- **PROBLEM DESCRIPTION**
In the entries below, find the lines that contain the word "Hard" and copy them.

- **MATERIAL PROVIDED**
──────

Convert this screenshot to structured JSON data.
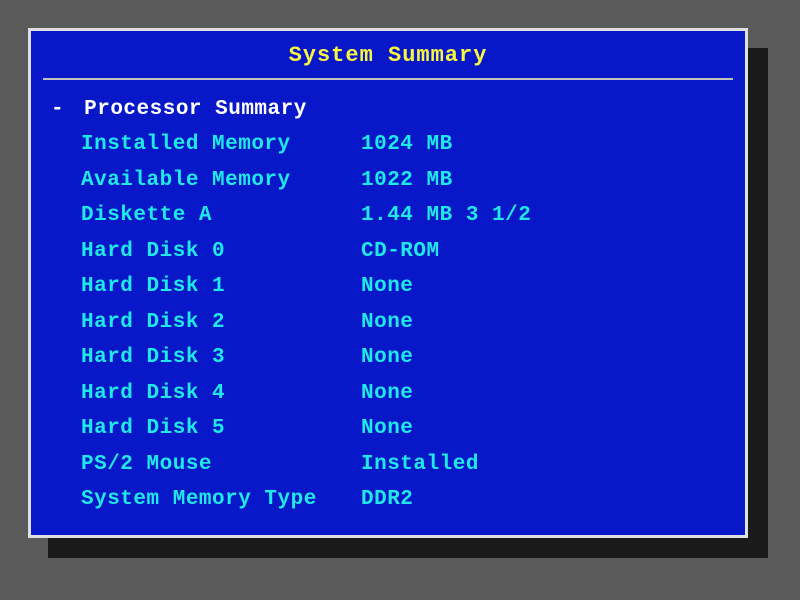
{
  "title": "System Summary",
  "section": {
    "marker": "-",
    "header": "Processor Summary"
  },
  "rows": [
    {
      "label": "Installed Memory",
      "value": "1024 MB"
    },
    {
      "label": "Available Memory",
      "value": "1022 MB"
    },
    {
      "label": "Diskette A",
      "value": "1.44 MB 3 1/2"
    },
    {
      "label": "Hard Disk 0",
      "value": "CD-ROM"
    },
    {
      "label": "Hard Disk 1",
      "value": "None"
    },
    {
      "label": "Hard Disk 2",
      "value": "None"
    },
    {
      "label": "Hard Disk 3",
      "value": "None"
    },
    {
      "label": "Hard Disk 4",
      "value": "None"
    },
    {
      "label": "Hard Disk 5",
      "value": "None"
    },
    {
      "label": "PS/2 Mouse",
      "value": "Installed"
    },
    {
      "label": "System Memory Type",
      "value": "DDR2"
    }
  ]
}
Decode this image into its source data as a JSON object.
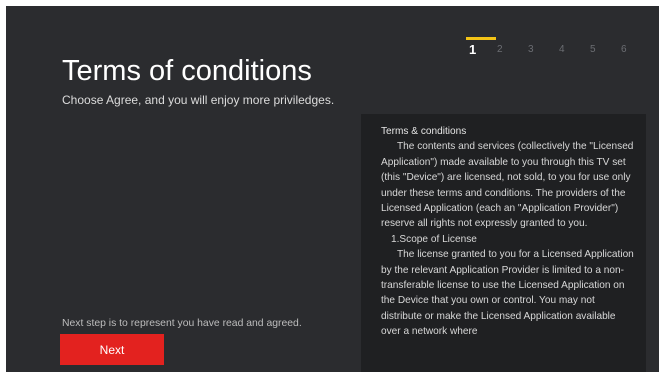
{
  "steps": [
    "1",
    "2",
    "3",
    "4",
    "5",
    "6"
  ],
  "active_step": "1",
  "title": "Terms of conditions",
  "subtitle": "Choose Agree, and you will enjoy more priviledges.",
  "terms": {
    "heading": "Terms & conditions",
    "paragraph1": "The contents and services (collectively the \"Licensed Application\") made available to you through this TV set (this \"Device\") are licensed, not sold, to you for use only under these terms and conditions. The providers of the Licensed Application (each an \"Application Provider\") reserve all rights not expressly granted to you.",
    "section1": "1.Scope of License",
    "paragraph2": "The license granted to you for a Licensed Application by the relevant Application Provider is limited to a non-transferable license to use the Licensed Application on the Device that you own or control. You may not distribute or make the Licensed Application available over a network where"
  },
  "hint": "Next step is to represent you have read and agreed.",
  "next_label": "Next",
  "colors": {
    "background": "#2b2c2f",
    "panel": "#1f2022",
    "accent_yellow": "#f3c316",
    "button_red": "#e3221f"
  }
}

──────

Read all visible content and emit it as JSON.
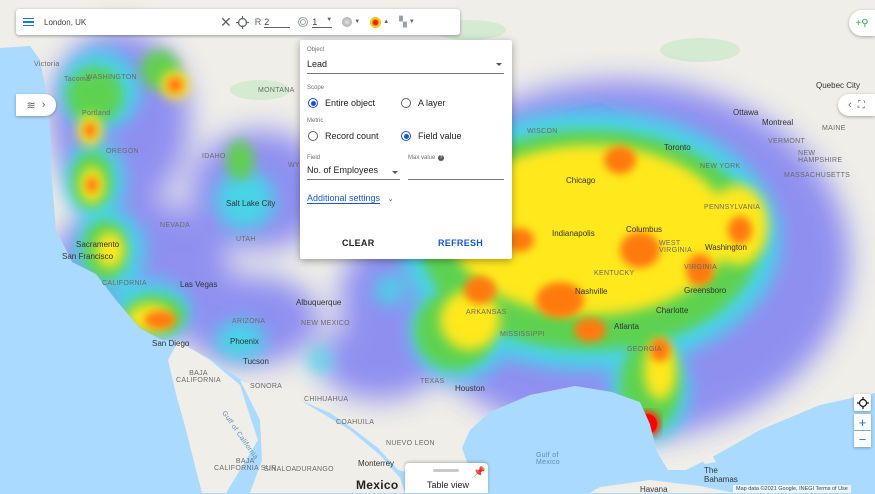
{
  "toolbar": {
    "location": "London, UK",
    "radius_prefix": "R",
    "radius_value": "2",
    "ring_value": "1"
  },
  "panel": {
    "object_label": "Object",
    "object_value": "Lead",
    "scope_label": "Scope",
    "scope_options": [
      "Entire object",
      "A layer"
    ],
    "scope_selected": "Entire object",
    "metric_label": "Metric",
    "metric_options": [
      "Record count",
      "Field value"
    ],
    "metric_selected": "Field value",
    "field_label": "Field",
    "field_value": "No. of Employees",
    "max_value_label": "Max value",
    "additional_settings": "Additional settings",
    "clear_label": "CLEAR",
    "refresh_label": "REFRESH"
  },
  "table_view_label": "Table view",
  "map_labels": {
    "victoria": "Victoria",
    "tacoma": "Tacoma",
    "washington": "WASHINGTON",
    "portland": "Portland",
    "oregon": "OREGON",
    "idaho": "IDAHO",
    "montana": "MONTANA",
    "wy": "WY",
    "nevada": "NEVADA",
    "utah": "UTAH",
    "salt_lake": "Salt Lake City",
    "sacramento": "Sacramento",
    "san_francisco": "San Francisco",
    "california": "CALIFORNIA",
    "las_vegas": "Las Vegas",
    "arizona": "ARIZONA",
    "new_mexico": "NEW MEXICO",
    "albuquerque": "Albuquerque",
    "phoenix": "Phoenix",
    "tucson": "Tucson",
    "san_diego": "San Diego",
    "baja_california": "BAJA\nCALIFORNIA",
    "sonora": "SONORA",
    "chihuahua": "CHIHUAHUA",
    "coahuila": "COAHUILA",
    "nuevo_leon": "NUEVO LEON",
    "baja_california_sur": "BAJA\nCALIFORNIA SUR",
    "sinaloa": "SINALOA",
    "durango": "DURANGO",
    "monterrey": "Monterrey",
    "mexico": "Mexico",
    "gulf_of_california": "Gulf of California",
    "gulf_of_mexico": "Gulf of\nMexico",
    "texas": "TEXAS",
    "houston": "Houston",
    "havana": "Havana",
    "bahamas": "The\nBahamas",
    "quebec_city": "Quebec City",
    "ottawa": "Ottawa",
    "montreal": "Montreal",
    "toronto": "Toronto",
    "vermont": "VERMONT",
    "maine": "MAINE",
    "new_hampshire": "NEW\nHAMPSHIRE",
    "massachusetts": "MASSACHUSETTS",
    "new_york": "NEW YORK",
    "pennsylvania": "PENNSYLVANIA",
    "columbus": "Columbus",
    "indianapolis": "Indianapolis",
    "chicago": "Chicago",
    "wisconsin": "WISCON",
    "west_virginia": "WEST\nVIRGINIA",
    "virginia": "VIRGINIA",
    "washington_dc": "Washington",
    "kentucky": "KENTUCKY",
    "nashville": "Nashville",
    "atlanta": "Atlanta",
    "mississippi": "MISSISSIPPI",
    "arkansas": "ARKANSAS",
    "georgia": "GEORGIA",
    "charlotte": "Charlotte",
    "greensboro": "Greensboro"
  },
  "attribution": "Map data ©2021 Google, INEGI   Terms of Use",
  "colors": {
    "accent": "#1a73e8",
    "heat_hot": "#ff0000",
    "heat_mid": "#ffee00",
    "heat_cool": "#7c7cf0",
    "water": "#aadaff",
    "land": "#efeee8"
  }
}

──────

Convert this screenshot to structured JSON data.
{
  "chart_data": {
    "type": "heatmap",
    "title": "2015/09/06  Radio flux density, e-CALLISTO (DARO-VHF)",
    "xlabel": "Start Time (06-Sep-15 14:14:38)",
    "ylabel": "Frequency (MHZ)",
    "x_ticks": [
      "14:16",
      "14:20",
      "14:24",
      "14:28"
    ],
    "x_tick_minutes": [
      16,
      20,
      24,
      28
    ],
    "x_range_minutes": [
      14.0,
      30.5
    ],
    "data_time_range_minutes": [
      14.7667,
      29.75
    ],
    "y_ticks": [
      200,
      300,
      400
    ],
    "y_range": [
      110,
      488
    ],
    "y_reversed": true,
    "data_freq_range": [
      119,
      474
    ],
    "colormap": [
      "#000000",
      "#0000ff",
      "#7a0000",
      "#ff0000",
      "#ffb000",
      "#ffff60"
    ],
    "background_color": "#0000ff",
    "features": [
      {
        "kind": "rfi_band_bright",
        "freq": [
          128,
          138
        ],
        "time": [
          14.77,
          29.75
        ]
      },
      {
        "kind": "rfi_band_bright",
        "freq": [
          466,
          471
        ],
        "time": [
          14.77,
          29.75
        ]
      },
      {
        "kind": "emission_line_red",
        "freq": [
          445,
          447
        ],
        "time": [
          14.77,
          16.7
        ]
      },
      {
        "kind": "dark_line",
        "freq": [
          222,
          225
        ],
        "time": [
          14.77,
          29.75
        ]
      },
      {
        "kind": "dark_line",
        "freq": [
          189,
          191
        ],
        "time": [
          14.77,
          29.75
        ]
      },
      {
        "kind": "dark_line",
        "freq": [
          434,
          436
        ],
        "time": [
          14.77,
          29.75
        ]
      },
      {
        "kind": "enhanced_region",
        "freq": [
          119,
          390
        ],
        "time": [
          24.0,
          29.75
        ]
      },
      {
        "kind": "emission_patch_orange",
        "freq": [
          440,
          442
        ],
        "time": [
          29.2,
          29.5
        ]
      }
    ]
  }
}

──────

- **ANSWER AREA**
      "label": "Hard Disk 0",
      "label": "Hard Disk 1",
      "label": "Hard Disk 2",
      "label": "Hard Disk 3",
      "label": "Hard Disk 4",
      "label": "Hard Disk 5",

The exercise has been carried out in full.